Also another crazy time in Amsterdam and lots going on for free. Just walking about is so much fun on it's own. Also there is the canal parade on Saturday which passes down the Prinsengracht canal.. A another must see.
Queen's Day April 30th each year.
A crazy day in Amsterdam and even better if it does not rain. over one million people decent on the city. Anything goes, Sell anything without a licence. Amazing day. A much in the life see event.
Out door live and DJ music all over the city, bands, floats, stalls and lots more. The day ends early around 8-9pm most of the stalls are forced by the police to finish up but several of the music events go on a little later. Not a lot of people know about it and anyone arriving in Amsterdam on April 30th for the 1st time will have some welcome. All in all a wonderful crazy day in Amsterdam.
Prinsengracht music festival.(September)
Every September there is the Prinsengracht music festival. 2 nights of magic music all for free.
You can hear a pin drop during the performances. Broadcast live on TV.
Bring your foldaway chair and go early as viewing space is grabbed early. Many people arrive by both and park and listen to the show.
Chinatown is the area between Stormsteeg, Geldersekade and Zeedijk. The quarter is well known for its Nieuwmarkt square. China Town itself is home to many Chinese restaurants and many unusual shops. Every year between January 21 and February 20 Chinatown goes wild during the celebrations to mark the Chinese New Year.

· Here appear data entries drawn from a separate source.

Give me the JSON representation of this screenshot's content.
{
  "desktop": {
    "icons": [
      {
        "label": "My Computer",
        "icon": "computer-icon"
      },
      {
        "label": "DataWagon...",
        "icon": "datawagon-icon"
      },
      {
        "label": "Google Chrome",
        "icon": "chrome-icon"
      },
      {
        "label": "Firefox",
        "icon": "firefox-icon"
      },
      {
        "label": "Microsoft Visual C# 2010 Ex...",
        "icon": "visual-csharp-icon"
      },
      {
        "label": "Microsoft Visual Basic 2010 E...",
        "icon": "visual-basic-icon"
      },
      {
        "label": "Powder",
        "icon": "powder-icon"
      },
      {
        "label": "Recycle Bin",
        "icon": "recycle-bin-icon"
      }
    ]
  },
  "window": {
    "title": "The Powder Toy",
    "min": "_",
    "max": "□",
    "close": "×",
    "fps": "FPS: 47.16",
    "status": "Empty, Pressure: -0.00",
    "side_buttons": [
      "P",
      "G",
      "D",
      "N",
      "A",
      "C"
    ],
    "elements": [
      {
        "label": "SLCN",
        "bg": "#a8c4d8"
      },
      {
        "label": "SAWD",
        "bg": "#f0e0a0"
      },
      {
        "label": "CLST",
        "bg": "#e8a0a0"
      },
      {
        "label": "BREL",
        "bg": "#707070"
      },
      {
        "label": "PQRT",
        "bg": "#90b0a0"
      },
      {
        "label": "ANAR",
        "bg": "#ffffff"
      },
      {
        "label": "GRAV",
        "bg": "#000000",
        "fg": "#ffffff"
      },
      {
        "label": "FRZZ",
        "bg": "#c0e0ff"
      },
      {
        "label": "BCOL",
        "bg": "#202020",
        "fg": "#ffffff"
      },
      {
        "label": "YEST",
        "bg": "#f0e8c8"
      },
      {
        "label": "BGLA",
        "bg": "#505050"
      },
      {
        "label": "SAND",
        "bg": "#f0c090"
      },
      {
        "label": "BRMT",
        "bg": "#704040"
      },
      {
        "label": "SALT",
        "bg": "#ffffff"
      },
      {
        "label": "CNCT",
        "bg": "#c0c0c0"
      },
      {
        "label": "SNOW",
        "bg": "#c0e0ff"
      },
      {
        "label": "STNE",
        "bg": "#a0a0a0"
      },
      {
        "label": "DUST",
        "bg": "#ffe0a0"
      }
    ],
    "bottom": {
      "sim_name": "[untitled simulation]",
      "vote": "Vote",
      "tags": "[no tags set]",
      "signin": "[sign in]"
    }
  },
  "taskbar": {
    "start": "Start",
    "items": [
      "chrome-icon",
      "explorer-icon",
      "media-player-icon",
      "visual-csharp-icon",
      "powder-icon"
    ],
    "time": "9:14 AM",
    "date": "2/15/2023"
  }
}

A large Chinese dragon visits every Chinese business in all of China Town blessing each business and warding off evil spirits for the coming year by letting off Chinese fire crackers which are very long strips of gun powder with a final one huge bang. A very noisy day indeed.
In 2005 it rained the entire day and the dragon was looking the worse for wear, but the show must go on, and did.
In 2006 the day was cold and windy with the odd shower but all in all not too bad and there was a good turn out. Let's see what 2007 brings. - Stayed tuned.
In 2007 . The day was dry but cloudy and windy but was a good show.
2008 was a warm day day here in Amsterdam. Two Dragons this year and lots more people looking on.. The fire crackers were as noisy as ever and the streets turned to a sea of red.
2009 , The best yet, again two Dragons on show this year and a great day . With more and more Chinese businesses opening up the day is getting longer and longer.